Dataset rows describing interfaces
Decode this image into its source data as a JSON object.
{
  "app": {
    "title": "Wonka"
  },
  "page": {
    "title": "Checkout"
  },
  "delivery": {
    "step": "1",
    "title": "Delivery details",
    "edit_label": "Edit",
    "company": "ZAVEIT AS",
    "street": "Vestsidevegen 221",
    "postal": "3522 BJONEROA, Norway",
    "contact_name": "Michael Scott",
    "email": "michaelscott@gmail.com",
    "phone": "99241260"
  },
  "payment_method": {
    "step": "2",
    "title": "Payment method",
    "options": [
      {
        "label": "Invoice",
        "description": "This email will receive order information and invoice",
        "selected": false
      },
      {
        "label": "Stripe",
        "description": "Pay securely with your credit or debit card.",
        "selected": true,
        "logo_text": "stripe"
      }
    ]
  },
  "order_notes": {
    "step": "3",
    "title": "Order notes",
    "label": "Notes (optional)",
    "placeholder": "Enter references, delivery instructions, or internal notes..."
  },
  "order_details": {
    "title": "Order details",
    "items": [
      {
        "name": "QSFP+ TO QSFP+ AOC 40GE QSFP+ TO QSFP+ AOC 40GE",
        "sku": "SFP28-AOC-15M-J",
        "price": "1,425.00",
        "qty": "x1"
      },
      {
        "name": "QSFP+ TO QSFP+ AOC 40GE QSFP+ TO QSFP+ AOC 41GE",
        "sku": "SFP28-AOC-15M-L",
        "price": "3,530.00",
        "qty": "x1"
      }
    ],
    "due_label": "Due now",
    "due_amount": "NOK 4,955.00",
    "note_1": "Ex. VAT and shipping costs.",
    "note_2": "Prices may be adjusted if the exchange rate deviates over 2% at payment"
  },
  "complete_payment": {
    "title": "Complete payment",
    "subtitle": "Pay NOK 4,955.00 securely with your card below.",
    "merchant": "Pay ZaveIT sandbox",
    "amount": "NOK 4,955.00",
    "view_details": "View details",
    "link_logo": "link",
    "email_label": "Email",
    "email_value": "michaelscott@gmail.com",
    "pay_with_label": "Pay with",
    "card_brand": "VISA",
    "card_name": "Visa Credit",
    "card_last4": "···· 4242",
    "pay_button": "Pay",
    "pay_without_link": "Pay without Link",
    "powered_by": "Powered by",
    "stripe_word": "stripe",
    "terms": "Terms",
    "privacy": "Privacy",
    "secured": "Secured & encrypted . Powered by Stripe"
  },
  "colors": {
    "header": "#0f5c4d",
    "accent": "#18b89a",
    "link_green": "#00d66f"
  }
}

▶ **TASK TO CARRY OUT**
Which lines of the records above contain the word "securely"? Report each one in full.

▶ **EXERCISE OUTPUT**
        "description": "Pay securely with your credit or debit card.",
    "subtitle": "Pay NOK 4,955.00 securely with your card below.",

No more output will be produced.